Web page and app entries
★ ★ ★ ★
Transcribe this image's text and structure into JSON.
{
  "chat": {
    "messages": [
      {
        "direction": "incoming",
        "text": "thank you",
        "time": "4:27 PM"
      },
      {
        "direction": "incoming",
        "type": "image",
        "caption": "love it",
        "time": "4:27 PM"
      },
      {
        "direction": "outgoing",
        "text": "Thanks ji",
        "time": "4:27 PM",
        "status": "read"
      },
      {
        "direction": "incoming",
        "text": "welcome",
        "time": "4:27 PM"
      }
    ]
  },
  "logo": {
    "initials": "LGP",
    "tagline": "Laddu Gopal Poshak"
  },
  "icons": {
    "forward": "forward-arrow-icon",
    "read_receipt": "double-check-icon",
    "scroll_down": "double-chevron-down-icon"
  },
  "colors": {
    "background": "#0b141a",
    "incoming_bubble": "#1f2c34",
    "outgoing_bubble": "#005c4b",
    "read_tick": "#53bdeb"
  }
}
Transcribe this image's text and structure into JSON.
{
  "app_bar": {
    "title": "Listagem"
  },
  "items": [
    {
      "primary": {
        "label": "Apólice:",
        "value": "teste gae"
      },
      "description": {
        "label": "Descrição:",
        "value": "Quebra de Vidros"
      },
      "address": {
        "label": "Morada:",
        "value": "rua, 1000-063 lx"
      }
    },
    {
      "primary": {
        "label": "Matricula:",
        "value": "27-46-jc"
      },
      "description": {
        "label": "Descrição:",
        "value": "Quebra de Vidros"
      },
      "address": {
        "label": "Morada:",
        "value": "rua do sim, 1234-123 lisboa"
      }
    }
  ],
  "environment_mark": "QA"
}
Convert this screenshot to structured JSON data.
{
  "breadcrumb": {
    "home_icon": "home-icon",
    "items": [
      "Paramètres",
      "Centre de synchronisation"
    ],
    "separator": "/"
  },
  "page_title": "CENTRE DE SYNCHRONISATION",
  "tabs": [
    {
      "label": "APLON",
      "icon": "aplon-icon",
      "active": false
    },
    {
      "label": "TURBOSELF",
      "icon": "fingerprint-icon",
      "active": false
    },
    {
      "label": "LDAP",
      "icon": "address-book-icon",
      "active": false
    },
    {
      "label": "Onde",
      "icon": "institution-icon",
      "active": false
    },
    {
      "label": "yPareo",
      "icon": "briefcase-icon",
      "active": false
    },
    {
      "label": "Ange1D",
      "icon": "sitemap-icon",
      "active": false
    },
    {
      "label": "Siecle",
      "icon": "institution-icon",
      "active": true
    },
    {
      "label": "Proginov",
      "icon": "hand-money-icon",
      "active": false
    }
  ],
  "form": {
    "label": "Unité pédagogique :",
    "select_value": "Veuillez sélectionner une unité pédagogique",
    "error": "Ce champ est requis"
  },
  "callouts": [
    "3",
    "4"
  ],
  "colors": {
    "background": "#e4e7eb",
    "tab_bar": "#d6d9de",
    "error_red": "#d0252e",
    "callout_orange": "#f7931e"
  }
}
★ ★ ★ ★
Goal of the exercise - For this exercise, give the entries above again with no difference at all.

The answer -
Transcribe this image's text and structure into JSON.
{
  "chat": {
    "messages": [
      {
        "direction": "incoming",
        "text": "thank you",
        "time": "4:27 PM"
      },
      {
        "direction": "incoming",
        "type": "image",
        "caption": "love it",
        "time": "4:27 PM"
      },
      {
        "direction": "outgoing",
        "text": "Thanks ji",
        "time": "4:27 PM",
        "status": "read"
      },
      {
        "direction": "incoming",
        "text": "welcome",
        "time": "4:27 PM"
      }
    ]
  },
  "logo": {
    "initials": "LGP",
    "tagline": "Laddu Gopal Poshak"
  },
  "icons": {
    "forward": "forward-arrow-icon",
    "read_receipt": "double-check-icon",
    "scroll_down": "double-chevron-down-icon"
  },
  "colors": {
    "background": "#0b141a",
    "incoming_bubble": "#1f2c34",
    "outgoing_bubble": "#005c4b",
    "read_tick": "#53bdeb"
  }
}
Transcribe this image's text and structure into JSON.
{
  "app_bar": {
    "title": "Listagem"
  },
  "items": [
    {
      "primary": {
        "label": "Apólice:",
        "value": "teste gae"
      },
      "description": {
        "label": "Descrição:",
        "value": "Quebra de Vidros"
      },
      "address": {
        "label": "Morada:",
        "value": "rua, 1000-063 lx"
      }
    },
    {
      "primary": {
        "label": "Matricula:",
        "value": "27-46-jc"
      },
      "description": {
        "label": "Descrição:",
        "value": "Quebra de Vidros"
      },
      "address": {
        "label": "Morada:",
        "value": "rua do sim, 1234-123 lisboa"
      }
    }
  ],
  "environment_mark": "QA"
}
Convert this screenshot to structured JSON data.
{
  "breadcrumb": {
    "home_icon": "home-icon",
    "items": [
      "Paramètres",
      "Centre de synchronisation"
    ],
    "separator": "/"
  },
  "page_title": "CENTRE DE SYNCHRONISATION",
  "tabs": [
    {
      "label": "APLON",
      "icon": "aplon-icon",
      "active": false
    },
    {
      "label": "TURBOSELF",
      "icon": "fingerprint-icon",
      "active": false
    },
    {
      "label": "LDAP",
      "icon": "address-book-icon",
      "active": false
    },
    {
      "label": "Onde",
      "icon": "institution-icon",
      "active": false
    },
    {
      "label": "yPareo",
      "icon": "briefcase-icon",
      "active": false
    },
    {
      "label": "Ange1D",
      "icon": "sitemap-icon",
      "active": false
    },
    {
      "label": "Siecle",
      "icon": "institution-icon",
      "active": true
    },
    {
      "label": "Proginov",
      "icon": "hand-money-icon",
      "active": false
    }
  ],
  "form": {
    "label": "Unité pédagogique :",
    "select_value": "Veuillez sélectionner une unité pédagogique",
    "error": "Ce champ est requis"
  },
  "callouts": [
    "3",
    "4"
  ],
  "colors": {
    "background": "#e4e7eb",
    "tab_bar": "#d6d9de",
    "error_red": "#d0252e",
    "callout_orange": "#f7931e"
  }
}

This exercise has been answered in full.